Mailing addresses, the guide

Maintaining a permanent address is a challenge every location independent individual has faced at some point. In this guide, I explain how to solve it and share my own strategy.


The need for an address

Easy access to a mailing address is something most people take for granted. For those of us who are constantly on the move, however, it can be a major challenge and a great source of friction. Why the need for a permanent mailing address though? While the obvious answer may seem to receive mail, the reality is a bit more complicated.

Every bank and financial institution you have an account with needs to have one on file to comply with KYC regulations, the credit agencies need one to accurately track you, the majority of business registers require one and most foreign governments you will deal with will want one (landing forms, visa applications etc). Using temporary addresses that have to be updated every time you move is not a practical idea and can even lead to account closures and unwanted scrutiny. You may also miss important mail. Using a family member or friend’s address is not ideal either, especially if you expect to receive large volumes of mail.

Fortunately, getting a permanent mailing address from a solid service provider is both easy and cost-effective thanks to a fast growing mailing industry.

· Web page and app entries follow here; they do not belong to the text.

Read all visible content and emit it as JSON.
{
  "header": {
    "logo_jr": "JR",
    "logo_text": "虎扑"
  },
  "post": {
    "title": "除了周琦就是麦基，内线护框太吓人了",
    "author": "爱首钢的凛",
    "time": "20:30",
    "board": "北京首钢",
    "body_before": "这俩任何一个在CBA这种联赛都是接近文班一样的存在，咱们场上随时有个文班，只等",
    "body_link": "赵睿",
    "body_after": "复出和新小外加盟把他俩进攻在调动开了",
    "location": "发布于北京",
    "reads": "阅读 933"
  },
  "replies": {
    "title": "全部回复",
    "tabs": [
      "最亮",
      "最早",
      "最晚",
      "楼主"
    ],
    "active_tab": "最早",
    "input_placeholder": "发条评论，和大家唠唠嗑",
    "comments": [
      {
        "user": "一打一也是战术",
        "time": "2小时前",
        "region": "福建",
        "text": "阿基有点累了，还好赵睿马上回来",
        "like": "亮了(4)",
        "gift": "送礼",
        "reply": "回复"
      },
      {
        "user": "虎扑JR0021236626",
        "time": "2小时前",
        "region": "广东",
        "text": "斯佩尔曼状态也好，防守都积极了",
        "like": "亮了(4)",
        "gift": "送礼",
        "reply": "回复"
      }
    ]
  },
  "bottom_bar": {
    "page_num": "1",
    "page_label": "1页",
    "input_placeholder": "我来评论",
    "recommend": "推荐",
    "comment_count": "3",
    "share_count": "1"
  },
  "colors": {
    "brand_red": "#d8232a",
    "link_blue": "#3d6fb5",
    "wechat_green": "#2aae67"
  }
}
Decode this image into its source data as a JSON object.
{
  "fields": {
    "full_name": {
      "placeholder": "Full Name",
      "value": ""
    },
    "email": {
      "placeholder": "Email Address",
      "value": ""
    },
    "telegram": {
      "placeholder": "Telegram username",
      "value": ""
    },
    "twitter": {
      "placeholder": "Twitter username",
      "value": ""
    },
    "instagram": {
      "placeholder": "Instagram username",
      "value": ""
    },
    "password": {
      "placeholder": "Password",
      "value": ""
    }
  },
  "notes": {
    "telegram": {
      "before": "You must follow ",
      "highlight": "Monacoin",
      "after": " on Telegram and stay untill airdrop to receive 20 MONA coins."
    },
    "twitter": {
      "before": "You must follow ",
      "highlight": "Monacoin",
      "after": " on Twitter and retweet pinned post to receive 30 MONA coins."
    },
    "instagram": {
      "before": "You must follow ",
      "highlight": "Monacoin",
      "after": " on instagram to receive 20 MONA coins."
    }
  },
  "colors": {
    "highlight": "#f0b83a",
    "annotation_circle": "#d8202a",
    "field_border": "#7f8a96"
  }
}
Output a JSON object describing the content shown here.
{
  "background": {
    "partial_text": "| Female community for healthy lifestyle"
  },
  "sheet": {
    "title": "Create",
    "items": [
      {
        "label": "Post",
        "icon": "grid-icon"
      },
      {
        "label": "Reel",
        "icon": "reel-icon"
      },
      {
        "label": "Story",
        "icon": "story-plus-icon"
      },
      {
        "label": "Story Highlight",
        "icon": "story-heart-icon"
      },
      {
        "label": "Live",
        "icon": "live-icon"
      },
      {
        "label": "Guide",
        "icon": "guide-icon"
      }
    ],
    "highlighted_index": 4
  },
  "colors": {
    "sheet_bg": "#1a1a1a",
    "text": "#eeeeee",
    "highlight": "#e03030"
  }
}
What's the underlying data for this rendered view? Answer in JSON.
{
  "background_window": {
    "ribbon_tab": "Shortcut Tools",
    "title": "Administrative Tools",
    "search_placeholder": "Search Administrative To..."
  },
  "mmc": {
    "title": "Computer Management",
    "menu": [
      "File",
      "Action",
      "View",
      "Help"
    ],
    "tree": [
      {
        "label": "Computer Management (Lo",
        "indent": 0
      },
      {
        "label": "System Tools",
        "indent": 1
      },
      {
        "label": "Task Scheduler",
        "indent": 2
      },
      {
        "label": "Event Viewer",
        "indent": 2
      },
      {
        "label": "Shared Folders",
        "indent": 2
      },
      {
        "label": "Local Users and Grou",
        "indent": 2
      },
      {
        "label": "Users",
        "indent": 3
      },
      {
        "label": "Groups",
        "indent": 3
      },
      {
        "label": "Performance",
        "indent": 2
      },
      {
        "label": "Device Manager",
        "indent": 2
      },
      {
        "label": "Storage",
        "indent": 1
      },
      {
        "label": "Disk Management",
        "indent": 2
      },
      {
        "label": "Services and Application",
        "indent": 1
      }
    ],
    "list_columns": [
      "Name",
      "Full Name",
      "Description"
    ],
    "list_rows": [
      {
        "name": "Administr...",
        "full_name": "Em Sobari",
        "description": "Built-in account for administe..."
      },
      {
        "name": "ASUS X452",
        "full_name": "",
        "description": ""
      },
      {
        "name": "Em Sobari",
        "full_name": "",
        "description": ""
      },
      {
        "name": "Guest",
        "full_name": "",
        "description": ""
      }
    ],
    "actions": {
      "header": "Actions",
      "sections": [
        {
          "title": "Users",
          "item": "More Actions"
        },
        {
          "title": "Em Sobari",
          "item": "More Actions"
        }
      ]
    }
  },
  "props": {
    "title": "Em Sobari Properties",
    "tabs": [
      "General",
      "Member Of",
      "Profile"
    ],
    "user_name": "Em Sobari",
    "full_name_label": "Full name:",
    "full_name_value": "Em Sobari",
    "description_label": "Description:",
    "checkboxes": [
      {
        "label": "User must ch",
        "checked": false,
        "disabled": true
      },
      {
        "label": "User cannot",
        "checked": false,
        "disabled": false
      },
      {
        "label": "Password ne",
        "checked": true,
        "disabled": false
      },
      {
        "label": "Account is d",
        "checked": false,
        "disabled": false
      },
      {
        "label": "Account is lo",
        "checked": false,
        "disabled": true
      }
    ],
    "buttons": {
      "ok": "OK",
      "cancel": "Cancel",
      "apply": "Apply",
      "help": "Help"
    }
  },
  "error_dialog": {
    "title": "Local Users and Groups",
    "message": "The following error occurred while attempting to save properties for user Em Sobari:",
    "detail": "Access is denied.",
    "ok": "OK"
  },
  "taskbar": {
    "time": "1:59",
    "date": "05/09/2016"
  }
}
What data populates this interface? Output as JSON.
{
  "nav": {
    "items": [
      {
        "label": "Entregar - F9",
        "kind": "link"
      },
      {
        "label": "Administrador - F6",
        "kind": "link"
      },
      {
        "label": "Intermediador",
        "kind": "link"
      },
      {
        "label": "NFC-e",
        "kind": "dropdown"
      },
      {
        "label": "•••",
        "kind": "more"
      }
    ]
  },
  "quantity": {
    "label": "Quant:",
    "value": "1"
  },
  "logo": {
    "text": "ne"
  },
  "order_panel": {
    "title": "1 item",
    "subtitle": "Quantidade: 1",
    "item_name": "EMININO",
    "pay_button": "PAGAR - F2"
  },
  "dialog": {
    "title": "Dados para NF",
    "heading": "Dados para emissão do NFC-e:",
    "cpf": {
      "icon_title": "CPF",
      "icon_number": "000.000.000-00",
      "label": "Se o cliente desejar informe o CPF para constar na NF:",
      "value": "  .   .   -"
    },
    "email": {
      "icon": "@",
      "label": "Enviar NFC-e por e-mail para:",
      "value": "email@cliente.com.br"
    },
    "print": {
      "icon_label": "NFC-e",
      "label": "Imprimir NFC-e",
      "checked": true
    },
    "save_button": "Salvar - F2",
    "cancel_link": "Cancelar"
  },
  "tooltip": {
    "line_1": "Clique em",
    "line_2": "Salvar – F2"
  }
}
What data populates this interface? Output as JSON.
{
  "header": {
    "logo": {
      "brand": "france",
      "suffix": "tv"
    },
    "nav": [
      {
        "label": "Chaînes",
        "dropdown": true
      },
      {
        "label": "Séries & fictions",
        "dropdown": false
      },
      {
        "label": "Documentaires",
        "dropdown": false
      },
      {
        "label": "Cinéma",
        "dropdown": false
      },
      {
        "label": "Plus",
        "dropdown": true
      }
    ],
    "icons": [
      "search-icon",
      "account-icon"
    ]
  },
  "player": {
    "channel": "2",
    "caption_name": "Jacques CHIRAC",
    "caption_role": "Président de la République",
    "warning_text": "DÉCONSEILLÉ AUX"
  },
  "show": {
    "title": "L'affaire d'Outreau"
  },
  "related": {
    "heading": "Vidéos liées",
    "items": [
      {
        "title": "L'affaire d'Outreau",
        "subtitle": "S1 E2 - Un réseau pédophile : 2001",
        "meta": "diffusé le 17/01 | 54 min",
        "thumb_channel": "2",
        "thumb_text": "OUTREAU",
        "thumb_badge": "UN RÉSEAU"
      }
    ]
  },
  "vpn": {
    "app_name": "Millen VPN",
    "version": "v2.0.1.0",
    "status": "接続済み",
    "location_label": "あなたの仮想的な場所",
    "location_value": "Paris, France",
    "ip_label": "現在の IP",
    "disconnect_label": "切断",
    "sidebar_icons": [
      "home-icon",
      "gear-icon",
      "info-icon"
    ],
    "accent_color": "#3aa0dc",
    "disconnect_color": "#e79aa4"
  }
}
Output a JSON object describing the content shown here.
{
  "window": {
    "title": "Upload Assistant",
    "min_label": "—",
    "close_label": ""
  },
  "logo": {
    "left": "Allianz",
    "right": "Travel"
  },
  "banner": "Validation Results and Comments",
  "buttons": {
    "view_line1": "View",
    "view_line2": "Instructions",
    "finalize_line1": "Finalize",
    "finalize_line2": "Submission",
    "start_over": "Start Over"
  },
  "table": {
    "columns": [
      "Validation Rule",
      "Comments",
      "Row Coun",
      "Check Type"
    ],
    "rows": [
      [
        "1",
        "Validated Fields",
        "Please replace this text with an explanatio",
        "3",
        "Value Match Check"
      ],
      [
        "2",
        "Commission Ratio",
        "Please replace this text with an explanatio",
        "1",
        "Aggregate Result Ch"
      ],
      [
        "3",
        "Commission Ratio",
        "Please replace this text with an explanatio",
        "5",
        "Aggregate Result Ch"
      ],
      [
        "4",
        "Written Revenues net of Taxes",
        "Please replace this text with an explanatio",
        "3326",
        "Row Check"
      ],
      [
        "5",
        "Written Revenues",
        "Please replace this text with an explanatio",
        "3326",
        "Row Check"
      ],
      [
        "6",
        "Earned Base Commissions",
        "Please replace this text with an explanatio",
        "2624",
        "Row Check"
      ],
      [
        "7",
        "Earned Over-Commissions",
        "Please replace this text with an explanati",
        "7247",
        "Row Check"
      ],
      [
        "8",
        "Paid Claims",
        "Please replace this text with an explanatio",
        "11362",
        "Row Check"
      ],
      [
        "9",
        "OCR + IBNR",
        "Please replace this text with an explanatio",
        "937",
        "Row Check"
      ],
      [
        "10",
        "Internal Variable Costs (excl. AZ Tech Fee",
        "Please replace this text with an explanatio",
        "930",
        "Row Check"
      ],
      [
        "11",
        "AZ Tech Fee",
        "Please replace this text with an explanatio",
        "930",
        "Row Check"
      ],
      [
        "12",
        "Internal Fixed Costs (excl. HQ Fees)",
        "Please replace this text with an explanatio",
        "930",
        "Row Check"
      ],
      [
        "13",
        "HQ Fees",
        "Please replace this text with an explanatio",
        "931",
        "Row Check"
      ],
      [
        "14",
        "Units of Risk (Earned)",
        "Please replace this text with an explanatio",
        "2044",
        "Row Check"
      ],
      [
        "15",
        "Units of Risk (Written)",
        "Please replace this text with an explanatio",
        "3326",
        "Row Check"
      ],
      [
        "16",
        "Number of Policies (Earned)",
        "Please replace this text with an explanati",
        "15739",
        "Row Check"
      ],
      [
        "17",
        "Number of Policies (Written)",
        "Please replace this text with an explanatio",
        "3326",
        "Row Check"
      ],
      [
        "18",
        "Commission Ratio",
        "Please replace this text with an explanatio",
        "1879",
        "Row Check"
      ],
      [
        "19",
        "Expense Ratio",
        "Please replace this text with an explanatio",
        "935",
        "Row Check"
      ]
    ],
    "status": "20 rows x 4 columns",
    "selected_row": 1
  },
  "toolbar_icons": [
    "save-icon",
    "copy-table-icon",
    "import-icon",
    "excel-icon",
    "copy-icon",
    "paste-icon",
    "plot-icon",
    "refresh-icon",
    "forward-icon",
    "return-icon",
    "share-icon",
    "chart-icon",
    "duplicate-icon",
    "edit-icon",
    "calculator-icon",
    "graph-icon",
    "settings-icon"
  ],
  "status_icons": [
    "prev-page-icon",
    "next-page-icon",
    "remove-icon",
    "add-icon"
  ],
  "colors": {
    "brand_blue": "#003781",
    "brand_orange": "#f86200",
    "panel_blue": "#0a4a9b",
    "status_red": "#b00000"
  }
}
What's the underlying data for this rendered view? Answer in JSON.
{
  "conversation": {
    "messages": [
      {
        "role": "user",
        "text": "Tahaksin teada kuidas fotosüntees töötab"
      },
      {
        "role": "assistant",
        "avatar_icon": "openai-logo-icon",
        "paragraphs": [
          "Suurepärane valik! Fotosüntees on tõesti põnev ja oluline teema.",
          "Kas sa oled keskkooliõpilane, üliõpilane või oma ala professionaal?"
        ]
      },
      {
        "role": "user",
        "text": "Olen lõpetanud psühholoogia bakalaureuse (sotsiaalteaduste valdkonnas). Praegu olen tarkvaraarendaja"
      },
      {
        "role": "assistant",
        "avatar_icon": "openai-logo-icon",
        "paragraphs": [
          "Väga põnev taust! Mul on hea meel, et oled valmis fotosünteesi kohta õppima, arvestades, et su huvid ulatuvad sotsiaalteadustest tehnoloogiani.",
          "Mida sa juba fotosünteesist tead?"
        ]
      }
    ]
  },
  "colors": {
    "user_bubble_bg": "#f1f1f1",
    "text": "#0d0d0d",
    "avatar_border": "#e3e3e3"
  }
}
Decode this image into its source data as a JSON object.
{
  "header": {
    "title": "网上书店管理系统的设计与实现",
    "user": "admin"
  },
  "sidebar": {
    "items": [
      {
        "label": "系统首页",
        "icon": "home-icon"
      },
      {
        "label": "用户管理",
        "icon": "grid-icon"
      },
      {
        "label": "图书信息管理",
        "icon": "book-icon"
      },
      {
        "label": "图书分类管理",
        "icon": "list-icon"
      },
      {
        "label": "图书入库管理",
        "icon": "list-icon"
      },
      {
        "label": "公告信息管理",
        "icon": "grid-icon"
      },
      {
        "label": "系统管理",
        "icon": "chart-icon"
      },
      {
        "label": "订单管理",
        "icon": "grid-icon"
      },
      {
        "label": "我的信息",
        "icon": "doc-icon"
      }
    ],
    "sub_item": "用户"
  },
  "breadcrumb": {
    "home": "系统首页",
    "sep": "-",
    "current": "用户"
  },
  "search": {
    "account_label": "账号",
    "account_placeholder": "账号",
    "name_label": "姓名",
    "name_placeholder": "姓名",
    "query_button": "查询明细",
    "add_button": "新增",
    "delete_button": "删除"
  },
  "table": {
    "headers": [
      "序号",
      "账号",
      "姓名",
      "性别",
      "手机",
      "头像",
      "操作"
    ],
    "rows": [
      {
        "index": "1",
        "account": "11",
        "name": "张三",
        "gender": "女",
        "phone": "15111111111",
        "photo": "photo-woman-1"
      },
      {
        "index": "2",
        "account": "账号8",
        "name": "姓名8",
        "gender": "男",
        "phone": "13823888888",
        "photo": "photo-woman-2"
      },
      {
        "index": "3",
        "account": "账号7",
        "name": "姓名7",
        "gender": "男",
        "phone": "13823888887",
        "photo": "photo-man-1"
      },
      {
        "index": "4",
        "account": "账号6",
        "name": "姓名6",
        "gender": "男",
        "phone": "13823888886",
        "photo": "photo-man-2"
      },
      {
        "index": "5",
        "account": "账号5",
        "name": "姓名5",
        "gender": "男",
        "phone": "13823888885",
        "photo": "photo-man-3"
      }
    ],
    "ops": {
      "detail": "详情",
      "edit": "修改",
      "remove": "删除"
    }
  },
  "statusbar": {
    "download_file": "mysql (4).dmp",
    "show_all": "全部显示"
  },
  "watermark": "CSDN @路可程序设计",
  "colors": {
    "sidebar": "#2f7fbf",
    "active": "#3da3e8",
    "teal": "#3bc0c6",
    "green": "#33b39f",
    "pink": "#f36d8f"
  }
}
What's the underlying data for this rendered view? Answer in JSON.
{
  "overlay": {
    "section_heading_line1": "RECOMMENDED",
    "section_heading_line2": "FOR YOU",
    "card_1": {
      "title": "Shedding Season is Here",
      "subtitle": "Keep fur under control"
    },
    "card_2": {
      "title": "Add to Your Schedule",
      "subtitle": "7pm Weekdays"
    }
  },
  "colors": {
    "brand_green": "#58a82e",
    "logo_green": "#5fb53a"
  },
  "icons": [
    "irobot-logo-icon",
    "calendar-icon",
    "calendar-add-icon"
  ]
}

The way most mail service providers work is simple, you are first offered a choice of a residential or commercial address. Any mail that gets sent to your chosen address is scanned and a notification is emailed to you along with the scan. You can then have it physically forwarded to your actual location or safely shredded. Pricing-wise, there is usually a monthly fee and a per action fee (that you pay when mail is processed).


My own strategy

I maintain a vast network of mailing addresses, one for each country that I bank or do business in. Each address is rented from a mail service provider.

Because I am constantly on the move, I have set some of my addresses to function as hubs. For example, a few weeks before I am set to fly to London I will have all my mail forwarded to my UK hub (from my global network of addresses). A few days before my flight, I will have everything forwarded from my UK hub to my hotel for collection upon check-in. Sometimes I will have it forwarded to a nearby post office and will collect it there instead (as poste restante).

As a side note, I strongly recommend getting a Curve card. This will allow you to use your debit and credit cards without ever having to physically receive them. A simple scan from your mail service provider will do. This will prove very convenient when they come up for renewal. Apple Pay, Samsung Pay and Google Pay can also help but are not as widely accepted (and can rarely be used to withdraw cash).


My favorite mail service providers


Aussie Mailman



Anytime Mailbox






Apelia Mail Boxes






Courrier du Voyageur




Hong Kong

Jumpstart Business Centre



Malta Post Easipik


New Zealand

Private Box
















My Swiss Mail Address


United Kingdom



United States

Anytime Mailbox